World of Warcraft, the largest Massively Multiplayer Online Role-Playing Game (MMORPG) enabled IPv6 connectivity in their recent v4.1.0 patch.  They’ve been talking about it since March.  Now, those 10 million subscribers won’t have to worry about NAT64 if they get assigned an IPv6-only prefix.  They’ll just keep on playing the same way they’ve always played.  I think it’s going to end up being the same for 75% of the services that you use today.  Things like e-mail, calendaring, and popular websites will be IPv6 ready well ahead of any kind of IPv4 exhaustion.  Those that rely on advertising revenue won’t hesitate to get IPv6 enabled so as to not lose out on an untapped market of IPv6-only hosts.

Tom’s Take

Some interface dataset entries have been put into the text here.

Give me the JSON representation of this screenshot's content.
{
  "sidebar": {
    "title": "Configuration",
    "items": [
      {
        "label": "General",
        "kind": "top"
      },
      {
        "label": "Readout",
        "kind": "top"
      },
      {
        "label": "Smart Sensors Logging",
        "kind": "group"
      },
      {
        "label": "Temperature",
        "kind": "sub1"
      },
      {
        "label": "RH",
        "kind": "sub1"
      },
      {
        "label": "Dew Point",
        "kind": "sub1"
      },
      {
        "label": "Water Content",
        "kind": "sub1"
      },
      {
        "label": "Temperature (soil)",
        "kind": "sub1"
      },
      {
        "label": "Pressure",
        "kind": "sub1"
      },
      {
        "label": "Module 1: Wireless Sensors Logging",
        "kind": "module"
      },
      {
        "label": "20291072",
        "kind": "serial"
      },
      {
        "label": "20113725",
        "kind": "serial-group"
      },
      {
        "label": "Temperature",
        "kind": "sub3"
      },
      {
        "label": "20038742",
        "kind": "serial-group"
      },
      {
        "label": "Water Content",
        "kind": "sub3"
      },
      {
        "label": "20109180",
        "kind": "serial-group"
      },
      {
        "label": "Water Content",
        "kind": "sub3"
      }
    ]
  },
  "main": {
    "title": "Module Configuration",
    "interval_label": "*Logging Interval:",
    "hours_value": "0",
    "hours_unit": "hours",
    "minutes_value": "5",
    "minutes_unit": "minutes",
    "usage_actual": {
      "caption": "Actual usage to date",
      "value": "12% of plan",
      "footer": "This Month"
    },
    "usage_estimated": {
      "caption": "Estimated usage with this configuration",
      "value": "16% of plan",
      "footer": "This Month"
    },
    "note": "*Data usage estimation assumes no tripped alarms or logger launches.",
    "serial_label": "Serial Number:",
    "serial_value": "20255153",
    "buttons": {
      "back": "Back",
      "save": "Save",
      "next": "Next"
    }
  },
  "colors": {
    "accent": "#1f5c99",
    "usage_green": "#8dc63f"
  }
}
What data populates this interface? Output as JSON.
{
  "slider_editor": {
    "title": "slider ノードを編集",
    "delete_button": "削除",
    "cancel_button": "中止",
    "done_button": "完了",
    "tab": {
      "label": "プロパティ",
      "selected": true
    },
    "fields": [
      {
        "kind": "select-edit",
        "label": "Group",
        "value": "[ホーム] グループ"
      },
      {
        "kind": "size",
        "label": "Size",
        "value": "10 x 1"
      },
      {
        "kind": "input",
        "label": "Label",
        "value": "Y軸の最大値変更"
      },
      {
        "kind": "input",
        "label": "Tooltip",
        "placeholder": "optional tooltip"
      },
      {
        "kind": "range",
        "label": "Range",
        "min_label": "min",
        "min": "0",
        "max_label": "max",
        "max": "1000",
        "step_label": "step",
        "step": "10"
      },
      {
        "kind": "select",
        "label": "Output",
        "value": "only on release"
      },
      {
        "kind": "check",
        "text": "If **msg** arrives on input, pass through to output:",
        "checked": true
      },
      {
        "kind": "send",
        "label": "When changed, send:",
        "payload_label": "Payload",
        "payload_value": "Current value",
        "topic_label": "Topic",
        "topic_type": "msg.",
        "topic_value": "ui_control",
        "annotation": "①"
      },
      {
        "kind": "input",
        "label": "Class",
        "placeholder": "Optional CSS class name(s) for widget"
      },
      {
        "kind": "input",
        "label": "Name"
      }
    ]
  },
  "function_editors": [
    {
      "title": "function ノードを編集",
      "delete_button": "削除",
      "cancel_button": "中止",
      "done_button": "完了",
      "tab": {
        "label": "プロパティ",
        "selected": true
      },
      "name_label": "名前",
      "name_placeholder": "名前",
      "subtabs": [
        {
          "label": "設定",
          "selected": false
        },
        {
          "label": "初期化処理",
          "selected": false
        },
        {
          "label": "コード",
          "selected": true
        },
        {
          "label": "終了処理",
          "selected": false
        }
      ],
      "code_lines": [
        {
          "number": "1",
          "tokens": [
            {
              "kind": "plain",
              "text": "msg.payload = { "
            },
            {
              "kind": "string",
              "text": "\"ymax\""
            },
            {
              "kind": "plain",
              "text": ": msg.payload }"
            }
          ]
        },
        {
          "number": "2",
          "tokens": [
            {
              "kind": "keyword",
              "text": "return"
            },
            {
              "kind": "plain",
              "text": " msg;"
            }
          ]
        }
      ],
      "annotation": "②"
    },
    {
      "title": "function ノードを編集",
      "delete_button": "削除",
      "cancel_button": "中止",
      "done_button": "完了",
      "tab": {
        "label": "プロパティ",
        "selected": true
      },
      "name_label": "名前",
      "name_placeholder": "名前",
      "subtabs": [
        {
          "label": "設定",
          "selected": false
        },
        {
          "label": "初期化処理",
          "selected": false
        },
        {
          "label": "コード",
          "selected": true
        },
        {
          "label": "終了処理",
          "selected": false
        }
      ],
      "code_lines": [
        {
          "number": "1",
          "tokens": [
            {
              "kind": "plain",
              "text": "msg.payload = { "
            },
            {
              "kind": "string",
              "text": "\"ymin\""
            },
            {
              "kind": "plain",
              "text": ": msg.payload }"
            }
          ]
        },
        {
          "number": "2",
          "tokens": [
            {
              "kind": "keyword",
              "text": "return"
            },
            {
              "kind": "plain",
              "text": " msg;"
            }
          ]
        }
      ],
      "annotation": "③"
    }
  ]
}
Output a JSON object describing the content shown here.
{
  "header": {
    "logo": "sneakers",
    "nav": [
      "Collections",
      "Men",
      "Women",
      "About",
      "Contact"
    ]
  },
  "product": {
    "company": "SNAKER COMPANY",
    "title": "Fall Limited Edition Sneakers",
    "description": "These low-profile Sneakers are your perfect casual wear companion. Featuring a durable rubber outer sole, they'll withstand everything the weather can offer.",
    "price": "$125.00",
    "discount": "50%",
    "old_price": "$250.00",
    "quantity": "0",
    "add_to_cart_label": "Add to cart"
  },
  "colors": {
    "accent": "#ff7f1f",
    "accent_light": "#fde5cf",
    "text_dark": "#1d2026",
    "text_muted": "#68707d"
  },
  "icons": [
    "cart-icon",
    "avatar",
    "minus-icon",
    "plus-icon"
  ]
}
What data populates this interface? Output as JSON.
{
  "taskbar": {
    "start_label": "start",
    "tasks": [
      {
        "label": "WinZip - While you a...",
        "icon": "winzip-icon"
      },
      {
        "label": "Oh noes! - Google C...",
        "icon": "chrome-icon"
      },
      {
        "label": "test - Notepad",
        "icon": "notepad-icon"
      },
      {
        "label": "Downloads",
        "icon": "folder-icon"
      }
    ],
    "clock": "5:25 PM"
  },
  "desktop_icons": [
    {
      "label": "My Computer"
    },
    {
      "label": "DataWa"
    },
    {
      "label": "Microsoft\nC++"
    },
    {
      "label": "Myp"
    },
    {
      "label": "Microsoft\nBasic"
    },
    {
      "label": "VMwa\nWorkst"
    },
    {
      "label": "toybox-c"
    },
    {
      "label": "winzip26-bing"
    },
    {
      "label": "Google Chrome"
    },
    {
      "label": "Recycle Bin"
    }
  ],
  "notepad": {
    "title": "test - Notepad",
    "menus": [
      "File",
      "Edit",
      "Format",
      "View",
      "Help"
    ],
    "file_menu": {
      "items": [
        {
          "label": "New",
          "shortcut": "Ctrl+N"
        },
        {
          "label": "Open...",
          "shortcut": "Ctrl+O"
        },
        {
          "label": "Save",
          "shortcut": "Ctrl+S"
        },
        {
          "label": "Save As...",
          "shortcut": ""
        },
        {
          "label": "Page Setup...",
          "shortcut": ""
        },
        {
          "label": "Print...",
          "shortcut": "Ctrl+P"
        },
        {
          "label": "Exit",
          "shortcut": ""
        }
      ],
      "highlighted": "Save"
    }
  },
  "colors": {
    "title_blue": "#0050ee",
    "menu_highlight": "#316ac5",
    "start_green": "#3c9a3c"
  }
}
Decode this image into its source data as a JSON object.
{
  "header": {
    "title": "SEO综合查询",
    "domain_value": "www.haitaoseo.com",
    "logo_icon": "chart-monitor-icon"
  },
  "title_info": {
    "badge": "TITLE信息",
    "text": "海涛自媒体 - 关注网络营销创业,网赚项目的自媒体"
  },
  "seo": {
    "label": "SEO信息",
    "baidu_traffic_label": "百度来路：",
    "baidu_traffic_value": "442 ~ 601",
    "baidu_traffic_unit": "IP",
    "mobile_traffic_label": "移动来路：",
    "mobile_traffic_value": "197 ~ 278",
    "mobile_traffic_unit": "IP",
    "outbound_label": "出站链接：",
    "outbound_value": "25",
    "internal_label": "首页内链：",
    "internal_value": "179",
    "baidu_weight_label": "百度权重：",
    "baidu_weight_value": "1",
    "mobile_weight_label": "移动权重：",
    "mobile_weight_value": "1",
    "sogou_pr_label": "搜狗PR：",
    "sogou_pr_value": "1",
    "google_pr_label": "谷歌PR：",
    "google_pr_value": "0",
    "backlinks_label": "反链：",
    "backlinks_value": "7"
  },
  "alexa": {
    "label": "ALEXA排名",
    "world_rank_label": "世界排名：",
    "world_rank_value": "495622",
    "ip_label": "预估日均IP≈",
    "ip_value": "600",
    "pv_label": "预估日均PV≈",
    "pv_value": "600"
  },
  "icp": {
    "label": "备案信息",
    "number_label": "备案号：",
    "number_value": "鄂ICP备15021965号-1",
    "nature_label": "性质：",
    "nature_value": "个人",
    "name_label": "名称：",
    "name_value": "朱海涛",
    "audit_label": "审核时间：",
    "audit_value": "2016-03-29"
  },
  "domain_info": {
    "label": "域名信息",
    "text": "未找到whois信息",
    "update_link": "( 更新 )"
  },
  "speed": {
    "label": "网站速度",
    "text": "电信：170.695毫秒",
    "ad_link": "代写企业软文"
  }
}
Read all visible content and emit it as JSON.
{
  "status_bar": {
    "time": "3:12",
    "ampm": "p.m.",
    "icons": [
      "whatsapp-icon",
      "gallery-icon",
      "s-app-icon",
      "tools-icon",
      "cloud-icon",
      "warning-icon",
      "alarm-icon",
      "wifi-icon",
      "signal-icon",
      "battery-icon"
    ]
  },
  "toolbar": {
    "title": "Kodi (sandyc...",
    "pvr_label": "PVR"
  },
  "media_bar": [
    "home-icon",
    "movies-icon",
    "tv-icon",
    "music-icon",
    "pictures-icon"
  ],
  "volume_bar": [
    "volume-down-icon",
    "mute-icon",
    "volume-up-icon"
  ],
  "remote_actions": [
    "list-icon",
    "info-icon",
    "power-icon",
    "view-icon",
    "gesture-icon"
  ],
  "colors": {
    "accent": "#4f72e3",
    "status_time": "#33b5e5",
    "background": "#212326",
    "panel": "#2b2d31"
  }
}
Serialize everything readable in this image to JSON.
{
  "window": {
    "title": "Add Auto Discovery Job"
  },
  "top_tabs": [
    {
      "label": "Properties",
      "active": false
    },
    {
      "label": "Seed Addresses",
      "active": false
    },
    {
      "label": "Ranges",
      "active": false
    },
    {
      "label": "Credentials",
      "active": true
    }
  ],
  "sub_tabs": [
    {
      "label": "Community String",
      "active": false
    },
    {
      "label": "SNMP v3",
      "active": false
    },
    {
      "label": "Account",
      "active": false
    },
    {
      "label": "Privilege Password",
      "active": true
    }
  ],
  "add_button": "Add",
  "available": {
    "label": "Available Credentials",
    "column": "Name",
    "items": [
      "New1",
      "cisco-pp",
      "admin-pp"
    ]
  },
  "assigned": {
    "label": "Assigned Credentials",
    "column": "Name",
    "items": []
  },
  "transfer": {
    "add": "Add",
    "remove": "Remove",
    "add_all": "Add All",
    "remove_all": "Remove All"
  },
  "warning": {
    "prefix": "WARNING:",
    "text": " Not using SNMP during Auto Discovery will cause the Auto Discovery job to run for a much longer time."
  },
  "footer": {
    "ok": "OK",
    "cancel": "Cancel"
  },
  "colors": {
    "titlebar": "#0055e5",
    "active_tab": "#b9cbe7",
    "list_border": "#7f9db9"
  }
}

NAT isn’t pretty.  It’s a necessary evil.  It has uses, and as Ivan pointed out they can be pretty important to keep the content-rich Internet from looking like a barren desert.  But at the same time, there is a path away from the need to slap a NAT64 band-aid on things.  By enabling IPv6 now, you avoid the expense and hassle of needing to wait for NAT64 to be finalized and argued about until the vendors are blue in the face.  You, as a content provider, can serve your content and ads and subscriptions to a whole new world of consumers in this new land of opportunity while the IPv4-only world gets left by the wayside, trying to figure out how to patch the problem rather than fixing it right the first time.

As a side note here, if you are at all interested in IPv6 and its implementation and impact, you need to sign up for Ivan’s excellent webinars.  He’s a genius when it comes to MPLS, IPv6, and datacenter networking.  In fact, do yourself a favor and save money by just buying a subscription to all of them.  At $199, it might sound like a pricey purchase, but since you’re going to want to listen to everything he’s got to say, it works out to be a great investment in your future.